Four defeats – including a 22:25 loss to Danish underdogs Nykøbing Falster – did CSM suffer along the way to the FINAL4.
The supporters of the Romanian club may point to their impressive 34:21 win at home against Metz in the first leg of the quarter-final – probably CSM´s best performance this season.
However, their achievement in the return leg in France was far from convincing, when they were down by eight and nine goals shortly before the break. Actually, they looked like a team on the way out of the Champions League.
Yet, they managed to turn things around, preventing total disaster. They did not miss the FINAL4 2018, but we have yet to see signs of stability, a quality much needed to win the two-day event.
To sum it up: CSM does not have what it takes to defeat Györ in Budapest.
Vardar – Farewell Party
The time has come – the team of Vardar as we know it will be re-structured come summer.
Sergey Samsonenko has decided to not pay for the women´s team any longer and all players are free to find new clubs.
The FINAL4 in Budapest will be the team´s last appearance and the big question is, of course, how these very special circumstances will affect the players.
Two possible scenarios are on the table:
- The players are determined to finish in style and will grab this last chance to win the Champions League for Vardar, while closing a chapter in Macedonia’s handball history.
- The team will not play up to potential because there is “no future”. It’s over anyway, so why bother?
The first scenario will unfold as I trust Jovanka Radicevic when she recently told me: “We want to do anything to finally win the Champions League.
Almost all Vardar players have found new clubs by now and having their future settled, they can completely focus and enjoy the FINAL4. For many of them it will be their last appearance at handball’s premier club event, at least in the foreseeable future and they will make the best of it.
When I watched the emotions these players showed after their last Champions League match at Jane Sandanski arena, it was quite obvious that this team still means a lot to these women.
In addition to the emotional aspects, Vardar have been the most consistent team of all FINAL4 participants this season.
A 22:24 defeat away against Metz in the main round has been their only loss en route to Budapest.
Vardar were present at all previous FINAL4´s to date, but unable to win the competition, yet.
And this year, all the enthusiasm won’t be enough either.
Rostov-Don – Debutants, but no underdogs
For three years, we have been waiting to see Rostov-Don, in Budapest. Finally, they made it.
Over the past few seasons, the club from the south of Russia had the potential to reach the FINAL4, but they disappointed two years in a row.
In 2015/16, they went through group matches and main round as the only undefeated team – only to suffer two one-goal losses in the quarter-final against the Champions League debutants from Bucuresti, the eventual winner.

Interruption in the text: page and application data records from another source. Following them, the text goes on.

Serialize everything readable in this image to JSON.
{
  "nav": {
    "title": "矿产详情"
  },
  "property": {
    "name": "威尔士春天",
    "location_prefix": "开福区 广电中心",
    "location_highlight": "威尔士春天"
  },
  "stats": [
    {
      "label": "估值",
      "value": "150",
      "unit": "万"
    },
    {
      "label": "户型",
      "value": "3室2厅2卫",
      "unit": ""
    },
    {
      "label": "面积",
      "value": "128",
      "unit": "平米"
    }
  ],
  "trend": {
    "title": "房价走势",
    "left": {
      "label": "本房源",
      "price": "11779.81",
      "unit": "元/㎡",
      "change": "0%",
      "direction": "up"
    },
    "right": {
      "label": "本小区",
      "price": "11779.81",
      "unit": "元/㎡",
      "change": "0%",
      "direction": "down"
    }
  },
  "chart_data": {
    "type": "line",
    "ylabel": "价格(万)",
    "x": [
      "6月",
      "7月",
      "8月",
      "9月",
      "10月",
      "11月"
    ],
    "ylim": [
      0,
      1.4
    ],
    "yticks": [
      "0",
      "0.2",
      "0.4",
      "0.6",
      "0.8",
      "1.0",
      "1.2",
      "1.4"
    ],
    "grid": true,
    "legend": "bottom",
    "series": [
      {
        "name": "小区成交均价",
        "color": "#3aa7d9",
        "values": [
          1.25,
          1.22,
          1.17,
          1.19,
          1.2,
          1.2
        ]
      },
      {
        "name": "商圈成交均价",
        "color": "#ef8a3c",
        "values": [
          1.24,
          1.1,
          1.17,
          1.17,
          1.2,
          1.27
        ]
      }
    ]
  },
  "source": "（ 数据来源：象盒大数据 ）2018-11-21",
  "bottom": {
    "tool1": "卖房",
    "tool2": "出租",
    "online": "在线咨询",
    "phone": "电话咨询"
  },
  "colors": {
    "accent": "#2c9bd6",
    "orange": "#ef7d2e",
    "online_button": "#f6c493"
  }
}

In 2017, Rostov-Don did not even make it to the main round, and succeeding in the EHF Cup was far from enough to satisfy the ambitions of the city and the entire region, the team so proudly represents.

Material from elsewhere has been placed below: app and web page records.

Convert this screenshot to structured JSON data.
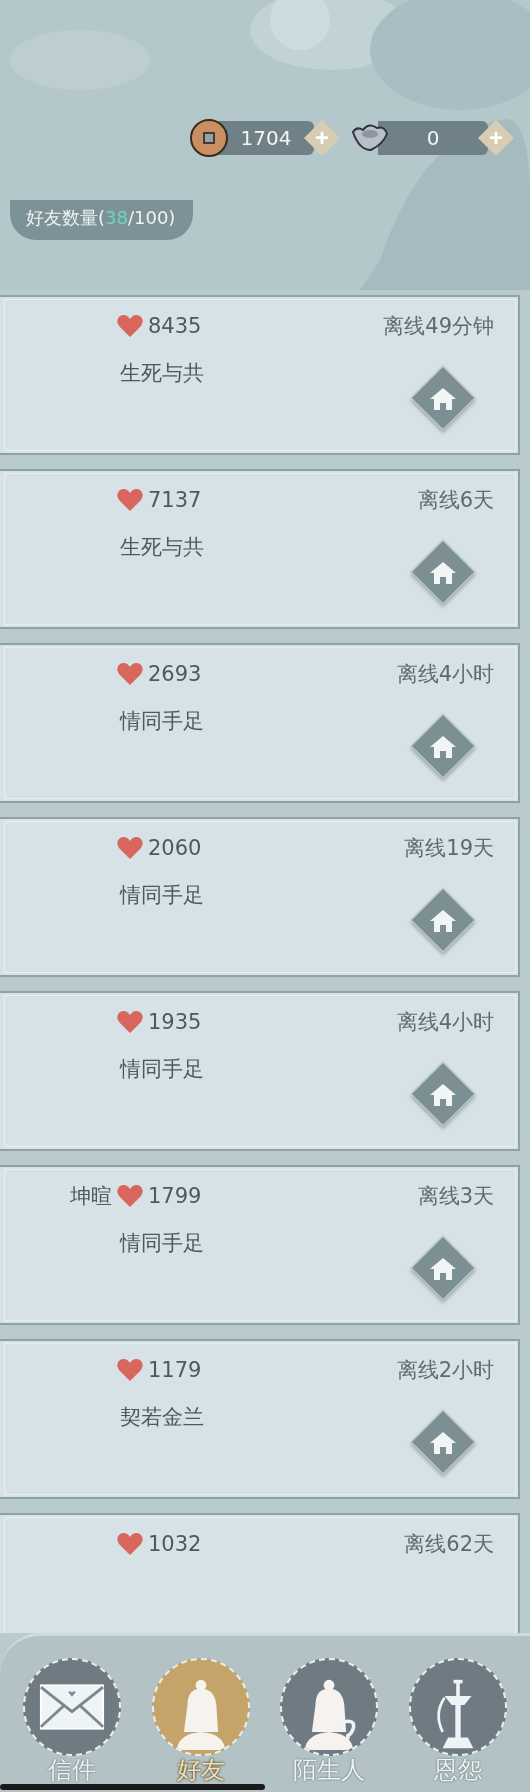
{
  "currencies": [
    {
      "kind": "coin",
      "amount": "1704",
      "add": "+"
    },
    {
      "kind": "silver",
      "amount": "0",
      "add": "+"
    }
  ],
  "friend_count": {
    "label": "好友数量(",
    "current": "38",
    "rest": "/100)"
  },
  "friends": [
    {
      "intimacy": "8435",
      "status": "离线49分钟",
      "relation": "生死与共"
    },
    {
      "intimacy": "7137",
      "status": "离线6天",
      "relation": "生死与共"
    },
    {
      "intimacy": "2693",
      "status": "离线4小时",
      "relation": "情同手足"
    },
    {
      "intimacy": "2060",
      "status": "离线19天",
      "relation": "情同手足"
    },
    {
      "intimacy": "1935",
      "status": "离线4小时",
      "relation": "情同手足"
    },
    {
      "name": "坤暄",
      "intimacy": "1799",
      "status": "离线3天",
      "relation": "情同手足"
    },
    {
      "intimacy": "1179",
      "status": "离线2小时",
      "relation": "契若金兰"
    },
    {
      "intimacy": "1032",
      "status": "离线62天"
    }
  ],
  "tabs": [
    {
      "kind": "mail",
      "label": "信件",
      "selected": false
    },
    {
      "kind": "friend",
      "label": "好友",
      "selected": true
    },
    {
      "kind": "stranger",
      "label": "陌生人",
      "selected": false
    },
    {
      "kind": "feud",
      "label": "恩怨",
      "selected": false
    }
  ]
}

Slowly and with the right coach, Frenchmen Frédéric Bougeant, Rostov’s brigade of star players managed to form a team. Under the auspices of Bougeant, Rostov practice a fast and attractive game of handball, and their only real blunder this season was a 21:24 loss in Midtjylland during the group phase, their only other defeat – 23:25 in Györ – was far more “acceptable” if not expected.
The return of veteran player Anna Sen from maternity leave is well timed and will provide Bougeant with yet another option.

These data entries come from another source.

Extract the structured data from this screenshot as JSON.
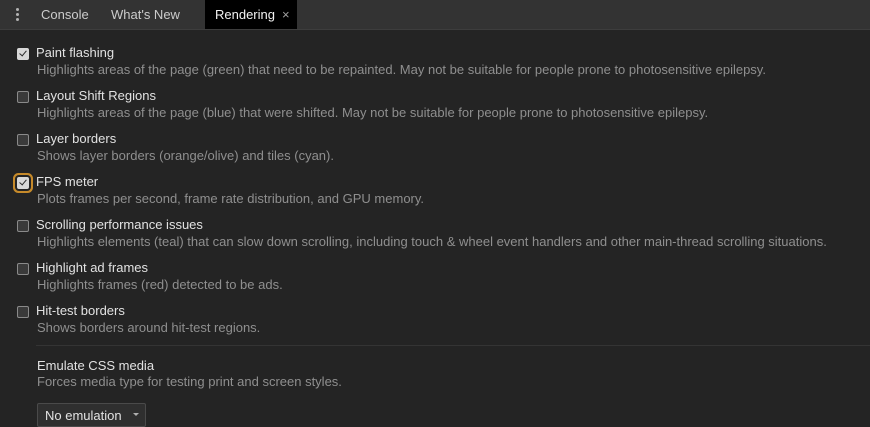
{
  "tabs": [
    {
      "label": "Console"
    },
    {
      "label": "What's New"
    },
    {
      "label": "Rendering",
      "active": true,
      "close_glyph": "×"
    }
  ],
  "options": [
    {
      "title": "Paint flashing",
      "description": "Highlights areas of the page (green) that need to be repainted. May not be suitable for people prone to photosensitive epilepsy.",
      "checked": true
    },
    {
      "title": "Layout Shift Regions",
      "description": "Highlights areas of the page (blue) that were shifted. May not be suitable for people prone to photosensitive epilepsy.",
      "checked": false
    },
    {
      "title": "Layer borders",
      "description": "Shows layer borders (orange/olive) and tiles (cyan).",
      "checked": false
    },
    {
      "title": "FPS meter",
      "description": "Plots frames per second, frame rate distribution, and GPU memory.",
      "checked": true,
      "focused": true
    },
    {
      "title": "Scrolling performance issues",
      "description": "Highlights elements (teal) that can slow down scrolling, including touch & wheel event handlers and other main-thread scrolling situations.",
      "checked": false
    },
    {
      "title": "Highlight ad frames",
      "description": "Highlights frames (red) detected to be ads.",
      "checked": false
    },
    {
      "title": "Hit-test borders",
      "description": "Shows borders around hit-test regions.",
      "checked": false
    }
  ],
  "emulate_media": {
    "title": "Emulate CSS media",
    "description": "Forces media type for testing print and screen styles.",
    "selected": "No emulation"
  },
  "colors": {
    "background": "#242424",
    "tabbar": "#333333",
    "active_tab": "#000000",
    "focus_ring": "#c68a2a"
  }
}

Rostov have what it takes to land a narrow victory against Vardar and proceed to the final, where Györ will be waiting.
Certainly a very attractive and competitive final game of the 2018 Champions League.
It will also turn into a competition between two of the brightest and tactically most astute coaches in the universe of women´s handball – Martín vs. Bougeant.
Martín may not be the better man on the bench and Györ may not have a better team either, but enjoying “home court advantage” in addition to the team’s FINAL4 experience will lead the Hungarian handball powerhouse to yet another Champions League triumph in 2018.